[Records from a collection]
☆ ☆ ☆ ☆ ☆

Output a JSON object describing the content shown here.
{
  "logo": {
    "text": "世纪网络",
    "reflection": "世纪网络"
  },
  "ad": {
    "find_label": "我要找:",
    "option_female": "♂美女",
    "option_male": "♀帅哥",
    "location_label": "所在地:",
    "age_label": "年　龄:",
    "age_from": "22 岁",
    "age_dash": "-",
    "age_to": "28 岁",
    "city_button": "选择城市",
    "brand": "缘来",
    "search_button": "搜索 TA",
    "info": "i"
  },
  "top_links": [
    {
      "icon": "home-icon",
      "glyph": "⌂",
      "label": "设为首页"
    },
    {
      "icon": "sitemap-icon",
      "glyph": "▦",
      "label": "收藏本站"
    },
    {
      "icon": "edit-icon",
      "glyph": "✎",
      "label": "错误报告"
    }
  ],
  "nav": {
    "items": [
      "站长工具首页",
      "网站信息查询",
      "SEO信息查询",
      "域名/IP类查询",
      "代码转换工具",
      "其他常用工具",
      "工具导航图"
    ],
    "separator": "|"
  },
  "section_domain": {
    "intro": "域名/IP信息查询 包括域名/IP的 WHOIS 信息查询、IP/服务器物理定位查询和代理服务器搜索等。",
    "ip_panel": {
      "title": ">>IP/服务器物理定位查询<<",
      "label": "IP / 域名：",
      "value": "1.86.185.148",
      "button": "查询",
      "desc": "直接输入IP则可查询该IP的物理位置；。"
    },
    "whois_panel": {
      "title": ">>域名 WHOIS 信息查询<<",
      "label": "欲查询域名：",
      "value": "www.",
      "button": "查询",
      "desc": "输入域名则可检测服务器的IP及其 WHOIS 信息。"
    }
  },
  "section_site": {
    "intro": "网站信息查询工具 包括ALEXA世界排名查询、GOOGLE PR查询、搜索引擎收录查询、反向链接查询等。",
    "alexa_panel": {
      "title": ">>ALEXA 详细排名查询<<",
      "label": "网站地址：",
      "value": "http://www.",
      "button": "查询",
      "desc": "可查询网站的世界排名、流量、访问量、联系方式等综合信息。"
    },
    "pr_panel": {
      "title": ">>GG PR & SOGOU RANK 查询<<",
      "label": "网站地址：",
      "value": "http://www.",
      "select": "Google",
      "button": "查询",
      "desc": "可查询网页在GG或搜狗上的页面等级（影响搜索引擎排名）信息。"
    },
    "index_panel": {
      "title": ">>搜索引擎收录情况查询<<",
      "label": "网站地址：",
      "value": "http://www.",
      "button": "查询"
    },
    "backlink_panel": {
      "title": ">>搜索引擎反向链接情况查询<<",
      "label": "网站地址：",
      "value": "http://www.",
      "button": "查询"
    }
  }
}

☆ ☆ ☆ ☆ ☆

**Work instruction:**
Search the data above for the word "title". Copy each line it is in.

**Answer section:**
      "title": ">>IP/服务器物理定位查询<<",
      "title": ">>域名 WHOIS 信息查询<<",
      "title": ">>ALEXA 详细排名查询<<",
      "title": ">>GG PR & SOGOU RANK 查询<<",
      "title": ">>搜索引擎收录情况查询<<",
      "title": ">>搜索引擎反向链接情况查询<<",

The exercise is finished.